The paper's decision on the Rosen book makes its coverage of Klingman's journal article especially intriguing. Perhaps someone hoped a well-timed Times article would be a Saturday afternoon massacre deterring the "American Historical Review" from saying yes. That possibility seems unlikely in view of this comment in the article by the respected former supervisory archivist in charge of the Nixon tapes, Fred Graboske:

“In the history profession, you never change the original evidence; Dr. Kutler has changed the original evidence,” said Mr. Graboske, who learned of the disparities six months ago.

“I spent 12 years listening to the tapes,” he said, contending that no one could mistake the evening and morning recordings as being part of the same conversation. “I don’t know why he did it, but what he did was deliberate.”

He added: “I did work with Stanley. I’m sorry that it has come to this.”


Unknown said...

Anyone who takes the time to listen to the conversations, such as those posted on the Times site, and compares them to Abuse of Power, will see they don't match. How could that have happened accidentally?

Kutler has known about questions about his transcripts for more than a decade. I edited a story for The Tampa Tribune in 1998 that detailed some of these inconsistencies. Kutler tried to dismiss them by saying they couldn't have happened.

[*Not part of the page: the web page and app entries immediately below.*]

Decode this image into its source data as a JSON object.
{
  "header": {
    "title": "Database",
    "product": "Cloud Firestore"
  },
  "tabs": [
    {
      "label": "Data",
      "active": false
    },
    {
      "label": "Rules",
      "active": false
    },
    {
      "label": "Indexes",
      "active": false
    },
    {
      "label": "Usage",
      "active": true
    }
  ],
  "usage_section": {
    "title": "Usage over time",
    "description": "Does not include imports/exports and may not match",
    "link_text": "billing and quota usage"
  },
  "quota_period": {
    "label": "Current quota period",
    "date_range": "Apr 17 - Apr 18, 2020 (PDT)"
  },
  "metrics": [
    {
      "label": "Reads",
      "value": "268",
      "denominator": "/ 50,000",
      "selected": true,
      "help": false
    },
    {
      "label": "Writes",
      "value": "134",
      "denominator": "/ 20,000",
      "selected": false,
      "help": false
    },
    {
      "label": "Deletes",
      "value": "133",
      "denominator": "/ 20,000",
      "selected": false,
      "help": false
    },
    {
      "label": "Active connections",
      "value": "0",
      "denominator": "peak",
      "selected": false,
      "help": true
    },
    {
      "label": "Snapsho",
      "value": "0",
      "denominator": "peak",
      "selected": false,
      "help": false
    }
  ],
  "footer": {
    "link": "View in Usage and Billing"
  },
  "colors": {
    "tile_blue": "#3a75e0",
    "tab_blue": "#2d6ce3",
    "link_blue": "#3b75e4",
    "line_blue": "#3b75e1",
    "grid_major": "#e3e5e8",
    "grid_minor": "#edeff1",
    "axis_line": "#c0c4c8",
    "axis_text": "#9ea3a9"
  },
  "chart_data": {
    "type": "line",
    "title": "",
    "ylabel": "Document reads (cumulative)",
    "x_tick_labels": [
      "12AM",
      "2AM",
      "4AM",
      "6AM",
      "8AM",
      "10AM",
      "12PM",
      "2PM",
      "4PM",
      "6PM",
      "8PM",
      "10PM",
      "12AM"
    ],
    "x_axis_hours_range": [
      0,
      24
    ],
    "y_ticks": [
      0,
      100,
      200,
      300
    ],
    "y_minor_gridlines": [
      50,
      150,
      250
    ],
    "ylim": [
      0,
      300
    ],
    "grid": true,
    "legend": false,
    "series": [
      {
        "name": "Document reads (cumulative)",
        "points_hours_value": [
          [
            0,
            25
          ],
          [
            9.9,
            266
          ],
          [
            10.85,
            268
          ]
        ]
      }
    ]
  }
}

Both Kutler and John Dean have dealt with these questions by issuing Nixonian nondenial denials. Kutler says he doesn't work that way. Dean attacks the questioners as fringe revisionists. Apparently both think history can only mean what they want it to mean.

These questions have been a long time in coming, and it's remarkable that the Times had the courage to look into the matter and force Kutler and Dean to explain their actions. Those explanations are wanting.

Anyone who's serious about learning more about what actually happened during that time in history should examine the conversations themselves. Kutler's transcripts should be considered thoroughly discredited, as should the man himself.

horatio said...

The New York Times has also yet to review "Family of Secrets" by Russ Baker, who blows the lid off of the Watergate coverup and John Dean's true role in deposing Richard Nixon. As Baker makes clear, the Establishment, including George H.W. Bush, wanted Nixon out because he had become a danger to them. They thought they could control him, the way the conservatives in Germany thought they could control Hitler. But Nixon, once he won, had no further use for them. In fact, his domestic policies were to the left of those of the Democrats. (He supported National Health Insurance while Ted Kennedy opposed it.) He had to go, and they made sure he went. John Dean was a player in this and he was rewarded with a successful career as an investment banker when it was all over and Nixon was gone. I strongly urge everyone to read "Family of Secrets." You won't be disappointed.